◆ YOUR TASK ◆
Nothing but an exact reprint of the records is to be returned.

◆ DATASET CONTENT ◆
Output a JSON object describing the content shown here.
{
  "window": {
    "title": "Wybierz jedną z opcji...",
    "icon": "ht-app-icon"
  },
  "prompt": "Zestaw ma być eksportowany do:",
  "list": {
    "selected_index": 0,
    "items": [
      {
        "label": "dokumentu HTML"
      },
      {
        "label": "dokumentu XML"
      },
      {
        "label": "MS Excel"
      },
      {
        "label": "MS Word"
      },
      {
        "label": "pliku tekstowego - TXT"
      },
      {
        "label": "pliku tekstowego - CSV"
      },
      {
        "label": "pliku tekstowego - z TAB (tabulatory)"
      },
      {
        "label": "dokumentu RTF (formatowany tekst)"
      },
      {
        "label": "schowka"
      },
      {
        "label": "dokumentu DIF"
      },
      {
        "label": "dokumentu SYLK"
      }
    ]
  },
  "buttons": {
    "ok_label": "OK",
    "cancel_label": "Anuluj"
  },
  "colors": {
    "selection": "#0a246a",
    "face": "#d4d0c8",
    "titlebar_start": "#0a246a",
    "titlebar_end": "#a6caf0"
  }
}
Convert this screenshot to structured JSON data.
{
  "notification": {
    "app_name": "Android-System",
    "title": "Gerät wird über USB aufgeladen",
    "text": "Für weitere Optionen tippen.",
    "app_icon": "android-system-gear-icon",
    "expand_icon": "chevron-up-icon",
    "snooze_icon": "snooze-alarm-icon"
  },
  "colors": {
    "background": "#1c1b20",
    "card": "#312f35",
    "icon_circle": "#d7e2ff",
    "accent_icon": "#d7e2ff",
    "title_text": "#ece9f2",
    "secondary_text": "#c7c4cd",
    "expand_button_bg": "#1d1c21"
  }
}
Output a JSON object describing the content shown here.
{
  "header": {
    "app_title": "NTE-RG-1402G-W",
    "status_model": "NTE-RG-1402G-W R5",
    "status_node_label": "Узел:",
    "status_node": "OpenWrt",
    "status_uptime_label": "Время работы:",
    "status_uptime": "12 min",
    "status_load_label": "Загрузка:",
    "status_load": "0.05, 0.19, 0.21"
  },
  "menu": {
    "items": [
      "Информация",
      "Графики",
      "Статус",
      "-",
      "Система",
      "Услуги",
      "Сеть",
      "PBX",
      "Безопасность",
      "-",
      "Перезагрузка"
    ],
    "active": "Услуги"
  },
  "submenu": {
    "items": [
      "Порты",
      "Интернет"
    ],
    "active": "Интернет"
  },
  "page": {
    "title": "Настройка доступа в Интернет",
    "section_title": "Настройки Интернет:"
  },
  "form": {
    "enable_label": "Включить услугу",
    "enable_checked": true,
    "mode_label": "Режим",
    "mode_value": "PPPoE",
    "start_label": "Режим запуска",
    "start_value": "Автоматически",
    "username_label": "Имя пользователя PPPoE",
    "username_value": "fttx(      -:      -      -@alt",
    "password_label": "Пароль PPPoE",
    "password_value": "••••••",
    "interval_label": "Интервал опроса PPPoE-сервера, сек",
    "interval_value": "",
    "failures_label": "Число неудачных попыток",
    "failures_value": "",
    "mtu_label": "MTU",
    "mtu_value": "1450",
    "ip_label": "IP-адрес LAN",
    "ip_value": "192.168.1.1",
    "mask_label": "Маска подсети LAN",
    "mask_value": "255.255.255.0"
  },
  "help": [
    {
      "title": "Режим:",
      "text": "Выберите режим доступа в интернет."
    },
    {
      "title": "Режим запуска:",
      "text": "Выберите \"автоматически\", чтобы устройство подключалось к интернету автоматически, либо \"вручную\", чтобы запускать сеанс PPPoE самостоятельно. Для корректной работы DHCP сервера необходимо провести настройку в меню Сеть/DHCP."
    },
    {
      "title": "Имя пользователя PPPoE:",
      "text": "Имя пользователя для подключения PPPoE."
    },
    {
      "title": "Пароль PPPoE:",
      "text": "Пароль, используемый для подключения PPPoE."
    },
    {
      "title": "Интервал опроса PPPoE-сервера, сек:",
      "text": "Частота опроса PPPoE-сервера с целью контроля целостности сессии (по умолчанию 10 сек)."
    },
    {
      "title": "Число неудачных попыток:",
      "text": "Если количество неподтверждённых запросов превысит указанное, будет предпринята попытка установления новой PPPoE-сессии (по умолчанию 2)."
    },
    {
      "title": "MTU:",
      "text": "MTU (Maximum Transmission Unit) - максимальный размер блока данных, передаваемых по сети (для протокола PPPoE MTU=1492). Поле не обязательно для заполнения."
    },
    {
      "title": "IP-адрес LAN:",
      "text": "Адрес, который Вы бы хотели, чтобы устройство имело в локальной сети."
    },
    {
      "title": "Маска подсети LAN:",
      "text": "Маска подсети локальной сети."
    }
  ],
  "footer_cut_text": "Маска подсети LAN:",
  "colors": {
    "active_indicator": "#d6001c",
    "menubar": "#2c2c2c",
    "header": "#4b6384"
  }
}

◆ REPLY ◆
Output a JSON object describing the content shown here.
{
  "window": {
    "title": "Wybierz jedną z opcji...",
    "icon": "ht-app-icon"
  },
  "prompt": "Zestaw ma być eksportowany do:",
  "list": {
    "selected_index": 0,
    "items": [
      {
        "label": "dokumentu HTML"
      },
      {
        "label": "dokumentu XML"
      },
      {
        "label": "MS Excel"
      },
      {
        "label": "MS Word"
      },
      {
        "label": "pliku tekstowego - TXT"
      },
      {
        "label": "pliku tekstowego - CSV"
      },
      {
        "label": "pliku tekstowego - z TAB (tabulatory)"
      },
      {
        "label": "dokumentu RTF (formatowany tekst)"
      },
      {
        "label": "schowka"
      },
      {
        "label": "dokumentu DIF"
      },
      {
        "label": "dokumentu SYLK"
      }
    ]
  },
  "buttons": {
    "ok_label": "OK",
    "cancel_label": "Anuluj"
  },
  "colors": {
    "selection": "#0a246a",
    "face": "#d4d0c8",
    "titlebar_start": "#0a246a",
    "titlebar_end": "#a6caf0"
  }
}
Convert this screenshot to structured JSON data.
{
  "notification": {
    "app_name": "Android-System",
    "title": "Gerät wird über USB aufgeladen",
    "text": "Für weitere Optionen tippen.",
    "app_icon": "android-system-gear-icon",
    "expand_icon": "chevron-up-icon",
    "snooze_icon": "snooze-alarm-icon"
  },
  "colors": {
    "background": "#1c1b20",
    "card": "#312f35",
    "icon_circle": "#d7e2ff",
    "accent_icon": "#d7e2ff",
    "title_text": "#ece9f2",
    "secondary_text": "#c7c4cd",
    "expand_button_bg": "#1d1c21"
  }
}
Output a JSON object describing the content shown here.
{
  "header": {
    "app_title": "NTE-RG-1402G-W",
    "status_model": "NTE-RG-1402G-W R5",
    "status_node_label": "Узел:",
    "status_node": "OpenWrt",
    "status_uptime_label": "Время работы:",
    "status_uptime": "12 min",
    "status_load_label": "Загрузка:",
    "status_load": "0.05, 0.19, 0.21"
  },
  "menu": {
    "items": [
      "Информация",
      "Графики",
      "Статус",
      "-",
      "Система",
      "Услуги",
      "Сеть",
      "PBX",
      "Безопасность",
      "-",
      "Перезагрузка"
    ],
    "active": "Услуги"
  },
  "submenu": {
    "items": [
      "Порты",
      "Интернет"
    ],
    "active": "Интернет"
  },
  "page": {
    "title": "Настройка доступа в Интернет",
    "section_title": "Настройки Интернет:"
  },
  "form": {
    "enable_label": "Включить услугу",
    "enable_checked": true,
    "mode_label": "Режим",
    "mode_value": "PPPoE",
    "start_label": "Режим запуска",
    "start_value": "Автоматически",
    "username_label": "Имя пользователя PPPoE",
    "username_value": "fttx(      -:      -      -@alt",
    "password_label": "Пароль PPPoE",
    "password_value": "••••••",
    "interval_label": "Интервал опроса PPPoE-сервера, сек",
    "interval_value": "",
    "failures_label": "Число неудачных попыток",
    "failures_value": "",
    "mtu_label": "MTU",
    "mtu_value": "1450",
    "ip_label": "IP-адрес LAN",
    "ip_value": "192.168.1.1",
    "mask_label": "Маска подсети LAN",
    "mask_value": "255.255.255.0"
  },
  "help": [
    {
      "title": "Режим:",
      "text": "Выберите режим доступа в интернет."
    },
    {
      "title": "Режим запуска:",
      "text": "Выберите \"автоматически\", чтобы устройство подключалось к интернету автоматически, либо \"вручную\", чтобы запускать сеанс PPPoE самостоятельно. Для корректной работы DHCP сервера необходимо провести настройку в меню Сеть/DHCP."
    },
    {
      "title": "Имя пользователя PPPoE:",
      "text": "Имя пользователя для подключения PPPoE."
    },
    {
      "title": "Пароль PPPoE:",
      "text": "Пароль, используемый для подключения PPPoE."
    },
    {
      "title": "Интервал опроса PPPoE-сервера, сек:",
      "text": "Частота опроса PPPoE-сервера с целью контроля целостности сессии (по умолчанию 10 сек)."
    },
    {
      "title": "Число неудачных попыток:",
      "text": "Если количество неподтверждённых запросов превысит указанное, будет предпринята попытка установления новой PPPoE-сессии (по умолчанию 2)."
    },
    {
      "title": "MTU:",
      "text": "MTU (Maximum Transmission Unit) - максимальный размер блока данных, передаваемых по сети (для протокола PPPoE MTU=1492). Поле не обязательно для заполнения."
    },
    {
      "title": "IP-адрес LAN:",
      "text": "Адрес, который Вы бы хотели, чтобы устройство имело в локальной сети."
    },
    {
      "title": "Маска подсети LAN:",
      "text": "Маска подсети локальной сети."
    }
  ],
  "footer_cut_text": "Маска подсети LAN:",
  "colors": {
    "active_indicator": "#d6001c",
    "menubar": "#2c2c2c",
    "header": "#4b6384"
  }
}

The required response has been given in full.